**The task:**
Check each line of the entries for "this" and report the ones that have it.

**Records:**

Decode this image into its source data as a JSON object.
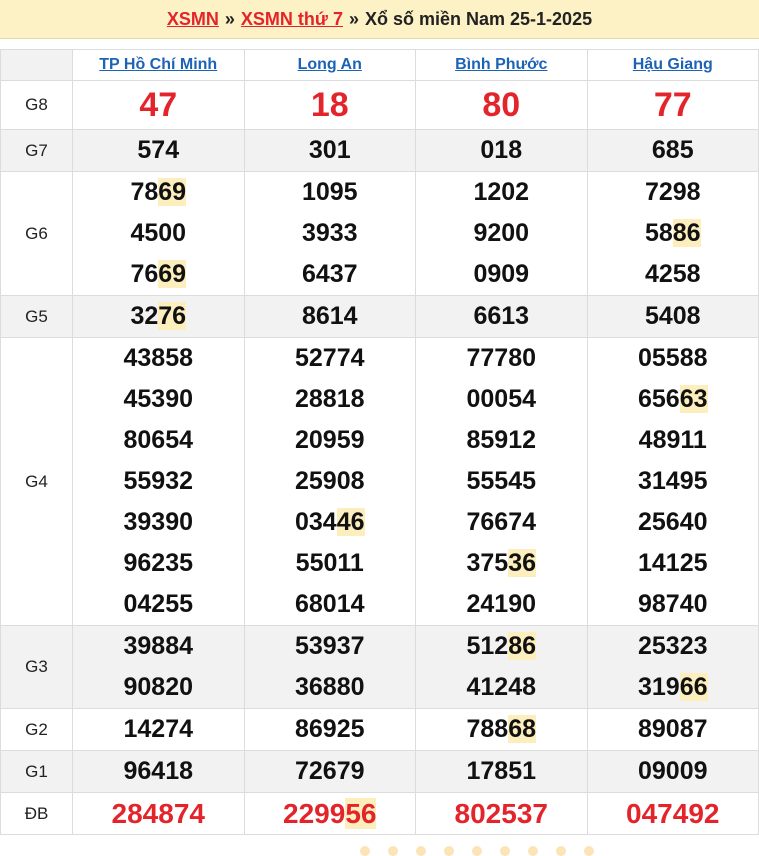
{
  "header": {
    "link1": "XSMN",
    "sep1": "»",
    "link2": "XSMN thứ 7",
    "sep2": "»",
    "title": "Xổ số miền Nam 25-1-2025"
  },
  "provinces": [
    "TP Hồ Chí Minh",
    "Long An",
    "Bình Phước",
    "Hậu Giang"
  ],
  "prizes": [
    {
      "label": "G8",
      "red": true,
      "rows": [
        [
          "47",
          "18",
          "80",
          "77"
        ]
      ]
    },
    {
      "label": "G7",
      "rows": [
        [
          "574",
          "301",
          "018",
          "685"
        ]
      ]
    },
    {
      "label": "G6",
      "rows": [
        [
          "7869",
          "1095",
          "1202",
          "7298"
        ],
        [
          "4500",
          "3933",
          "9200",
          "5886"
        ],
        [
          "7669",
          "6437",
          "0909",
          "4258"
        ]
      ]
    },
    {
      "label": "G5",
      "rows": [
        [
          "3276",
          "8614",
          "6613",
          "5408"
        ]
      ]
    },
    {
      "label": "G4",
      "rows": [
        [
          "43858",
          "52774",
          "77780",
          "05588"
        ],
        [
          "45390",
          "28818",
          "00054",
          "65663"
        ],
        [
          "80654",
          "20959",
          "85912",
          "48911"
        ],
        [
          "55932",
          "25908",
          "55545",
          "31495"
        ],
        [
          "39390",
          "03446",
          "76674",
          "25640"
        ],
        [
          "96235",
          "55011",
          "37536",
          "14125"
        ],
        [
          "04255",
          "68014",
          "24190",
          "98740"
        ]
      ]
    },
    {
      "label": "G3",
      "rows": [
        [
          "39884",
          "53937",
          "51286",
          "25323"
        ],
        [
          "90820",
          "36880",
          "41248",
          "31966"
        ]
      ]
    },
    {
      "label": "G2",
      "rows": [
        [
          "14274",
          "86925",
          "78868",
          "89087"
        ]
      ]
    },
    {
      "label": "G1",
      "rows": [
        [
          "96418",
          "72679",
          "17851",
          "09009"
        ]
      ]
    },
    {
      "label": "ĐB",
      "red": true,
      "rows": [
        [
          "284874",
          "229956",
          "802537",
          "047492"
        ]
      ]
    }
  ],
  "highlight_tails": [
    "69",
    "76",
    "46",
    "36",
    "86",
    "68",
    "63",
    "66",
    "56"
  ],
  "colors": {
    "red": "#e3242b",
    "link": "#1d63b5",
    "header_bg": "#fdf1c6",
    "highlight": "#fdeebd"
  }
}
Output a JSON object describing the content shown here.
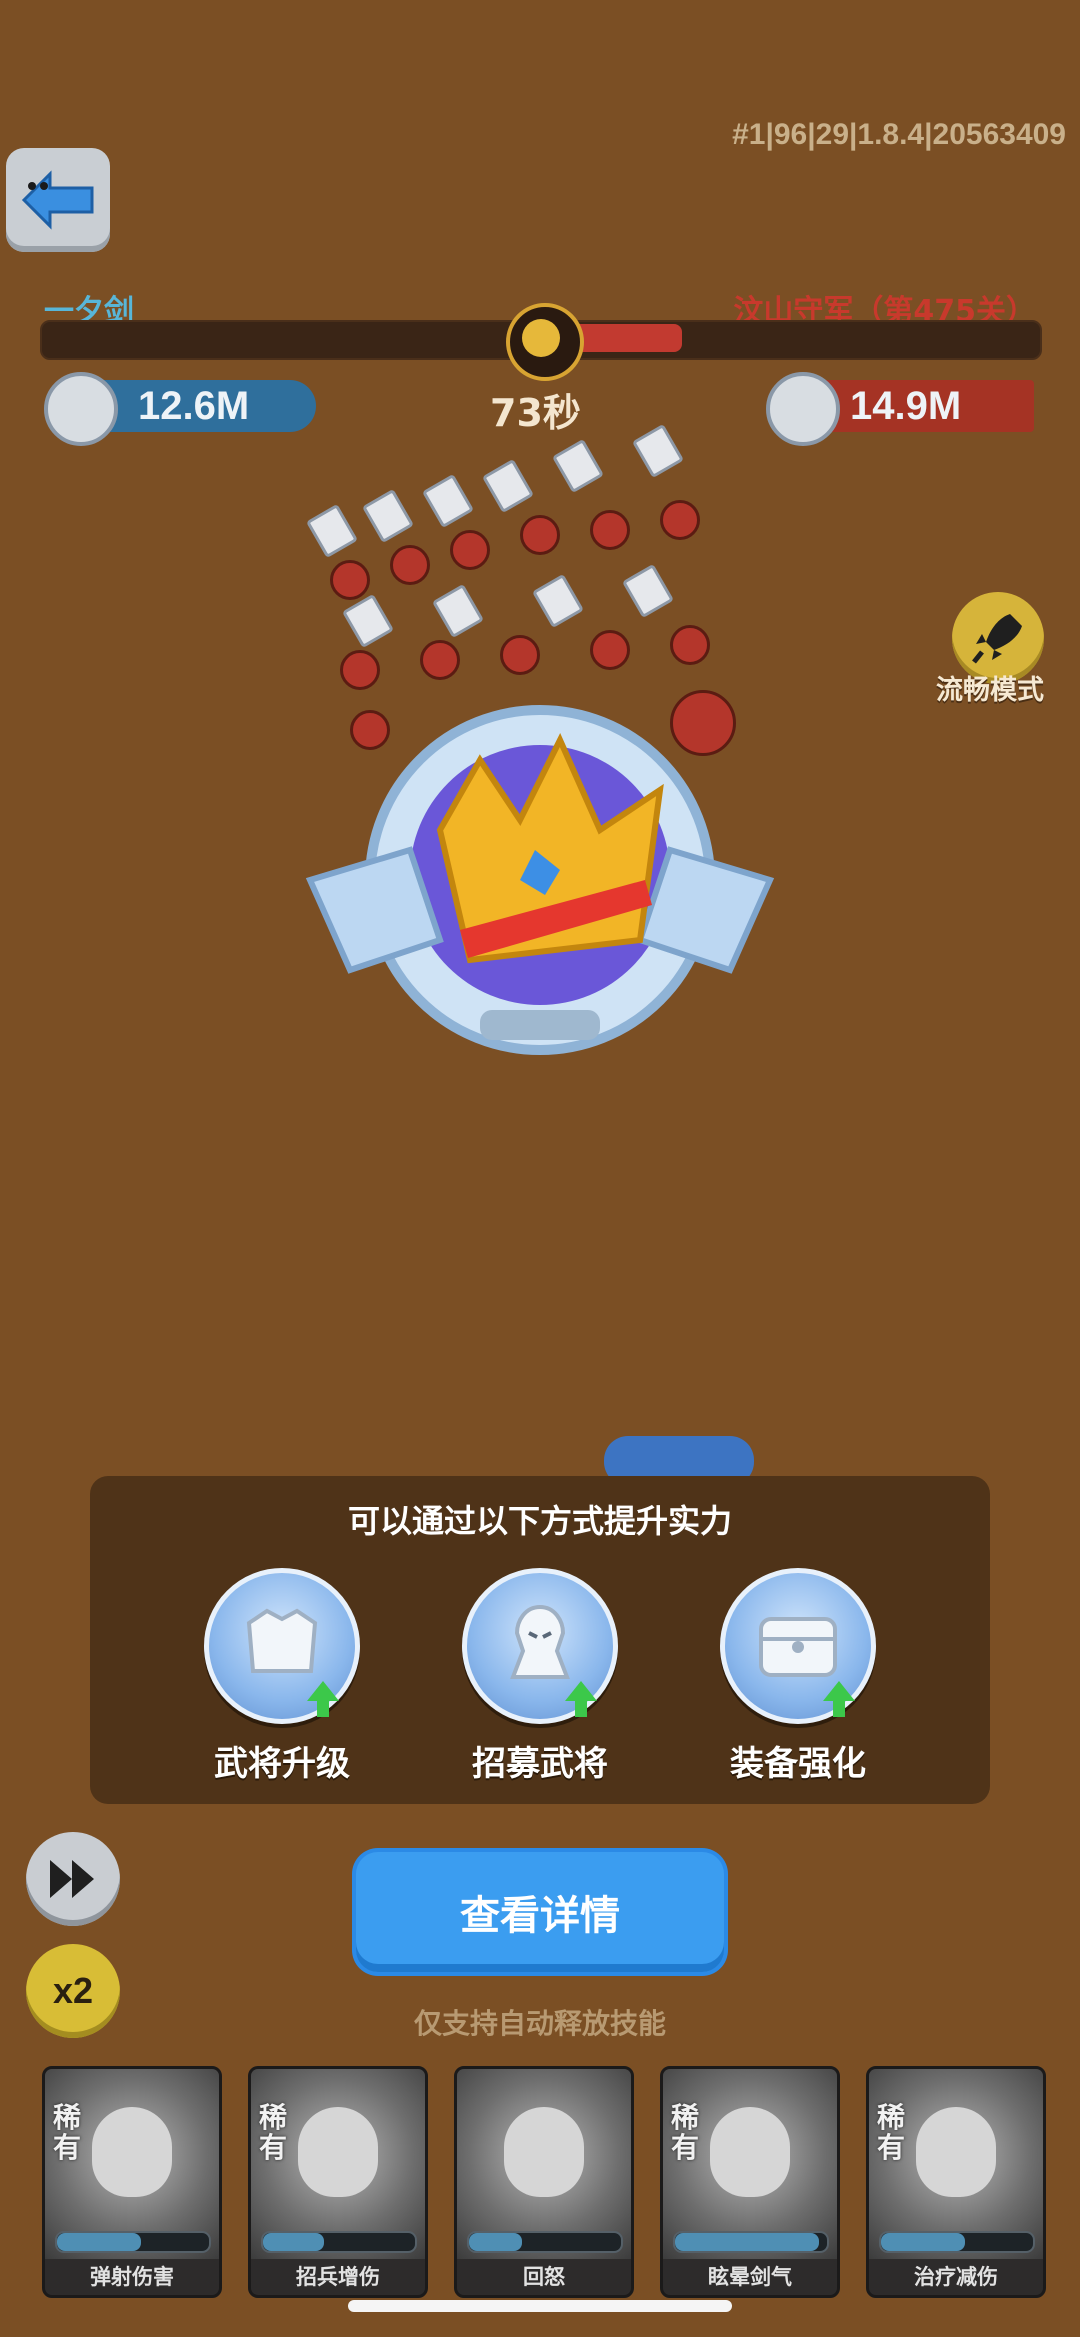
{
  "header": {
    "version": "#1|96|29|1.8.4|20563409",
    "player_name": "一夕剑",
    "enemy_name": "汶山守军（第475关）",
    "player_power": "12.6M",
    "enemy_power": "14.9M",
    "timer": "73秒",
    "enemy_health_fraction": 0.14
  },
  "smooth_mode": {
    "label": "流畅模式"
  },
  "hint_panel": {
    "title": "可以通过以下方式提升实力",
    "options": [
      {
        "label": "武将升级",
        "icon": "armor-upgrade-icon"
      },
      {
        "label": "招募武将",
        "icon": "recruit-icon"
      },
      {
        "label": "装备强化",
        "icon": "chest-upgrade-icon"
      }
    ]
  },
  "controls": {
    "speed_label": "x2",
    "detail_button": "查看详情",
    "auto_note": "仅支持自动释放技能"
  },
  "heroes": [
    {
      "rarity": "稀有",
      "skill": "弹射伤害",
      "energy": 0.55
    },
    {
      "rarity": "稀有",
      "skill": "招兵增伤",
      "energy": 0.4
    },
    {
      "rarity": "",
      "skill": "回怒",
      "energy": 0.35
    },
    {
      "rarity": "稀有",
      "skill": "眩晕剑气",
      "energy": 0.95
    },
    {
      "rarity": "稀有",
      "skill": "治疗减伤",
      "energy": 0.55
    }
  ],
  "colors": {
    "background": "#7b4f24",
    "player": "#2f6f9c",
    "enemy": "#a53324",
    "button": "#3b9df0"
  }
}
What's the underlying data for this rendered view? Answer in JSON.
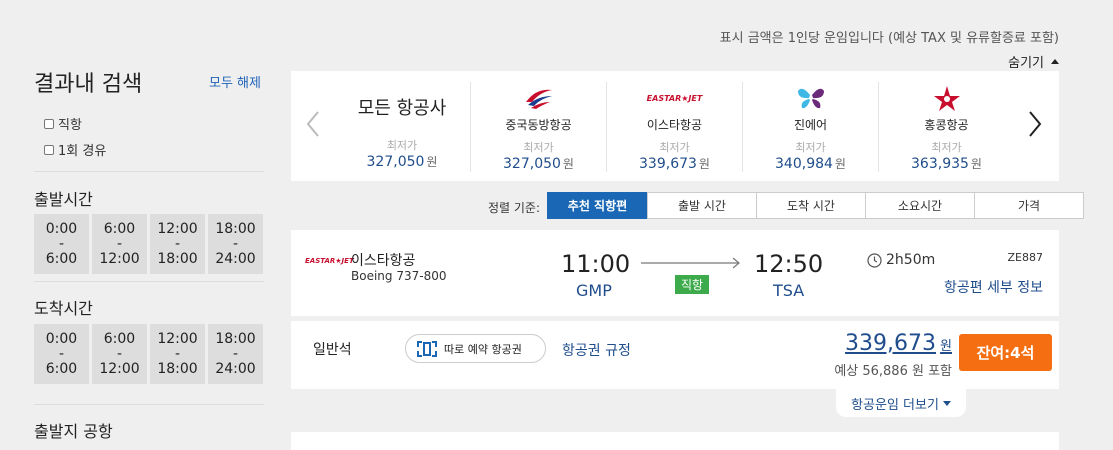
{
  "notice": "표시 금액은 1인당 운임입니다 (예상 TAX 및 유류할증료 포함)",
  "hide_label": "숨기기",
  "sidebar": {
    "title": "결과내 검색",
    "clear_all": "모두 해제",
    "filters": {
      "direct": "직항",
      "one_stop": "1회 경유"
    },
    "departure_title": "출발시간",
    "arrival_title": "도착시간",
    "departure_airport_title": "출발지 공항",
    "time_ranges": [
      {
        "from": "0:00",
        "dash": "-",
        "to": "6:00"
      },
      {
        "from": "6:00",
        "dash": "-",
        "to": "12:00"
      },
      {
        "from": "12:00",
        "dash": "-",
        "to": "18:00"
      },
      {
        "from": "18:00",
        "dash": "-",
        "to": "24:00"
      }
    ]
  },
  "airlines": {
    "all": {
      "name": "모든 항공사",
      "min_label": "최저가",
      "price": "327,050",
      "won": "원"
    },
    "items": [
      {
        "name": "중국동방항공",
        "min_label": "최저가",
        "price": "327,050",
        "won": "원",
        "icon": "china-eastern-logo"
      },
      {
        "name": "이스타항공",
        "min_label": "최저가",
        "price": "339,673",
        "won": "원",
        "icon": "eastar-jet-logo",
        "logo_text": "EASTAR★JET"
      },
      {
        "name": "진에어",
        "min_label": "최저가",
        "price": "340,984",
        "won": "원",
        "icon": "jin-air-logo"
      },
      {
        "name": "홍콩항공",
        "min_label": "최저가",
        "price": "363,935",
        "won": "원",
        "icon": "hong-kong-airlines-logo"
      }
    ]
  },
  "sort": {
    "label": "정렬 기준:",
    "options": [
      "추천 직항편",
      "출발 시간",
      "도착 시간",
      "소요시간",
      "가격"
    ],
    "active": 0
  },
  "flight": {
    "airline": "이스타항공",
    "logo_text": "EASTAR★JET",
    "aircraft": "Boeing 737-800",
    "dep_time": "11:00",
    "dep_airport": "GMP",
    "arr_time": "12:50",
    "arr_airport": "TSA",
    "direct_label": "직항",
    "duration": "2h50m",
    "code": "ZE887",
    "detail_link": "항공편 세부 정보"
  },
  "fare": {
    "class": "일반석",
    "separate_ticket": "따로 예약 항공권",
    "rule_link": "항공권 규정",
    "price": "339,673",
    "won": "원",
    "estimate": "예상 56,886 원 포함",
    "seats_button": "잔여:4석"
  },
  "more_fares": "항공운임 더보기",
  "colors": {
    "accent": "#1a68b5",
    "price": "#1f4d8c",
    "seats": "#f56f12",
    "direct": "#3dab4b"
  }
}
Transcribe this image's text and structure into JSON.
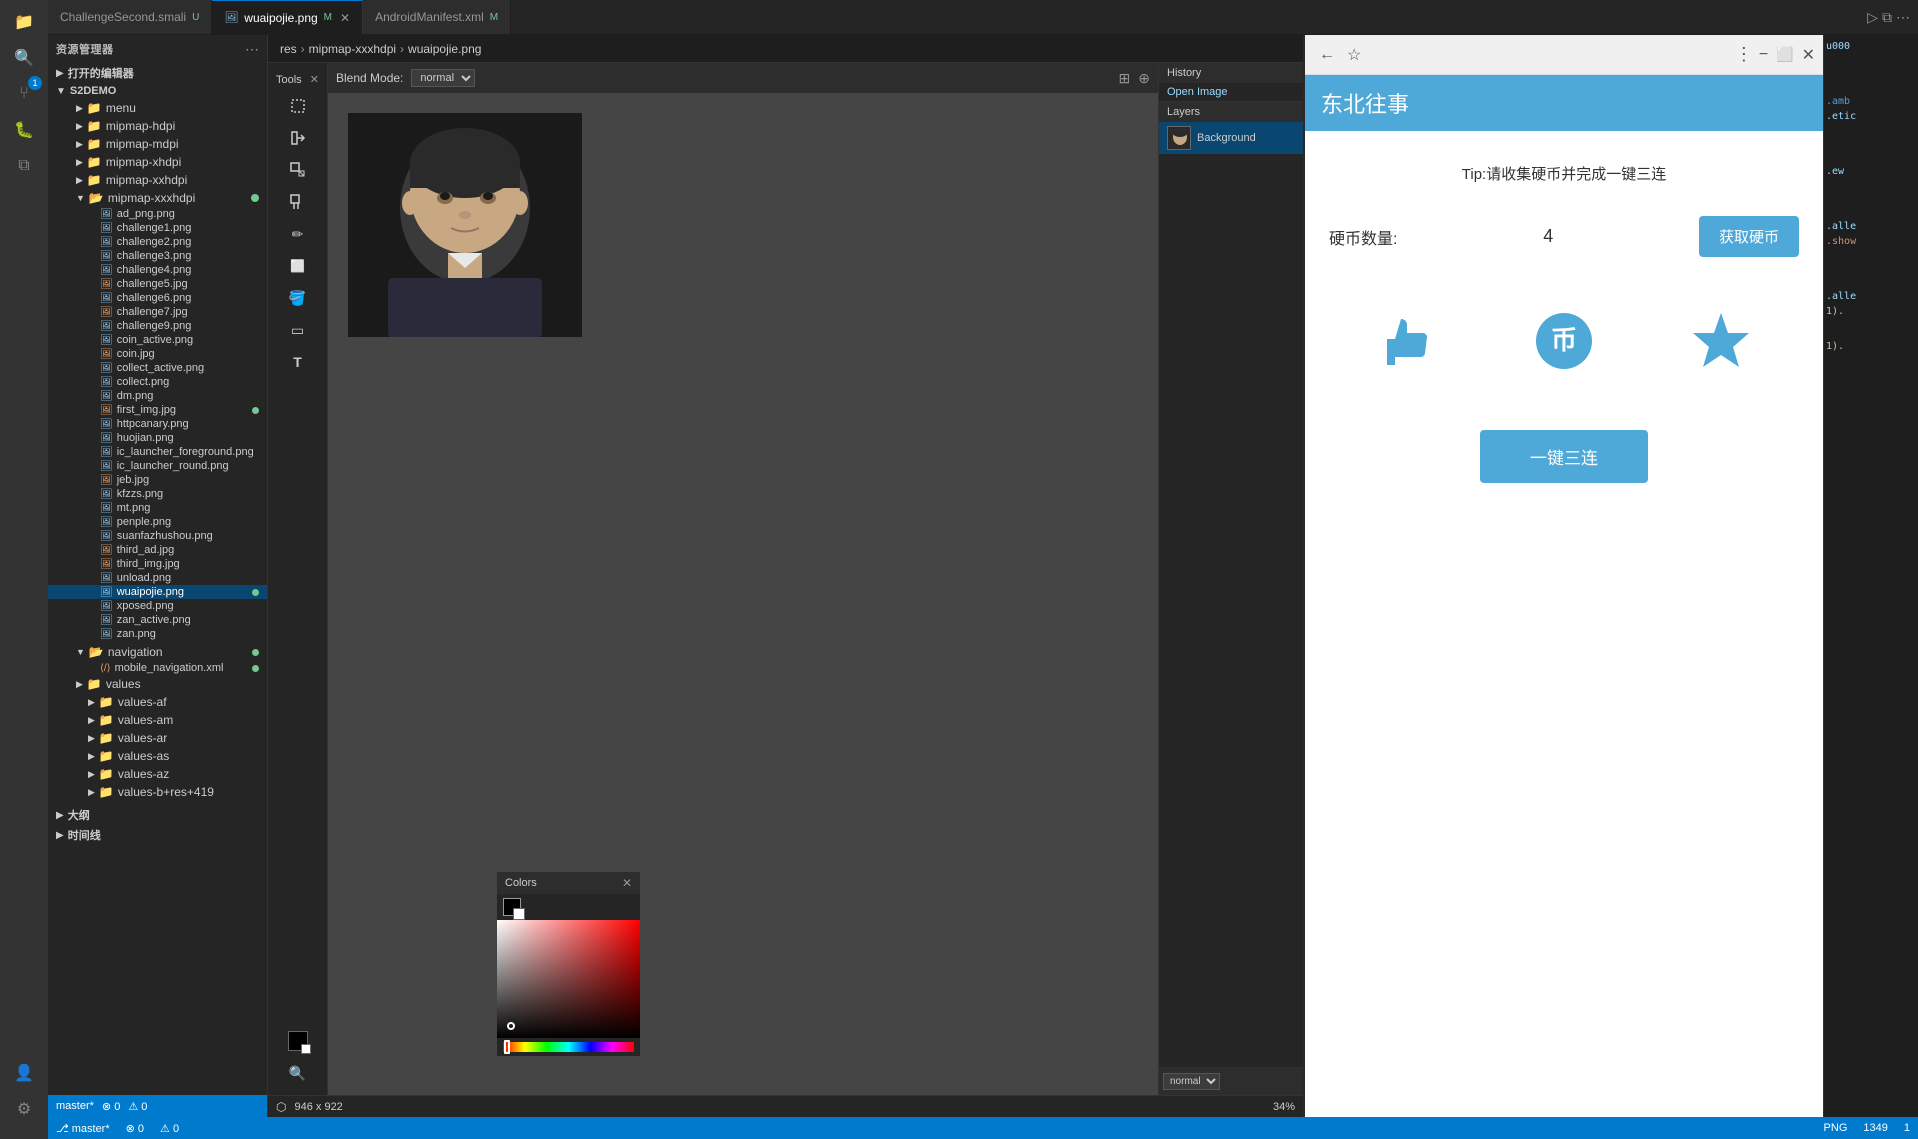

**Exercise answer:**
Decode this image into its source data as a JSON object.
What's the underlying data for this rendered view? Answer in JSON.
Transcribe this image's text and structure into JSON.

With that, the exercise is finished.